═════ MATERIAL FOR THIS EXERCISE
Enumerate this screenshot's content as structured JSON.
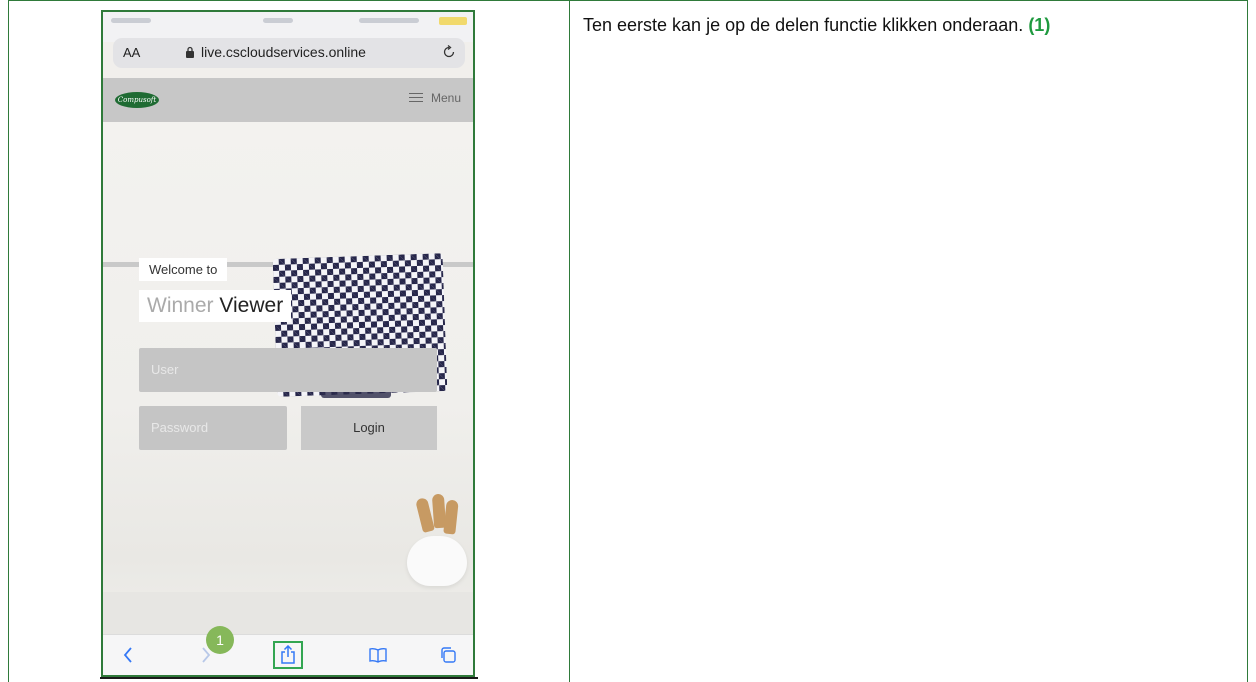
{
  "instruction": {
    "text": "Ten eerste kan je op de delen functie klikken onderaan.",
    "step_ref": "(1)"
  },
  "browser": {
    "text_size_label": "AA",
    "url": "live.cscloudservices.online",
    "icons": [
      "lock-icon",
      "reload-icon"
    ]
  },
  "site": {
    "logo_text": "Compusoft",
    "menu_label": "Menu",
    "welcome": "Welcome to",
    "title_light": "Winner",
    "title_dark": "Viewer",
    "user_placeholder": "User",
    "password_placeholder": "Password",
    "login_label": "Login"
  },
  "toolbar": {
    "icons": [
      "back-icon",
      "forward-icon",
      "share-icon",
      "bookmarks-icon",
      "tabs-icon"
    ],
    "highlight_color": "#33a652"
  },
  "step_badge": "1",
  "colors": {
    "accent_green": "#1f9a3f",
    "border_green": "#2f7a3a",
    "badge_green": "#86b85a"
  }
}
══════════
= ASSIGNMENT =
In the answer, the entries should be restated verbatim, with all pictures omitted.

= SOLUTION =
Enumerate this screenshot's content as structured JSON.
{
  "instruction": {
    "text": "Ten eerste kan je op de delen functie klikken onderaan.",
    "step_ref": "(1)"
  },
  "browser": {
    "text_size_label": "AA",
    "url": "live.cscloudservices.online",
    "icons": [
      "lock-icon",
      "reload-icon"
    ]
  },
  "site": {
    "logo_text": "Compusoft",
    "menu_label": "Menu",
    "welcome": "Welcome to",
    "title_light": "Winner",
    "title_dark": "Viewer",
    "user_placeholder": "User",
    "password_placeholder": "Password",
    "login_label": "Login"
  },
  "toolbar": {
    "icons": [
      "back-icon",
      "forward-icon",
      "share-icon",
      "bookmarks-icon",
      "tabs-icon"
    ],
    "highlight_color": "#33a652"
  },
  "step_badge": "1",
  "colors": {
    "accent_green": "#1f9a3f",
    "border_green": "#2f7a3a",
    "badge_green": "#86b85a"
  }
}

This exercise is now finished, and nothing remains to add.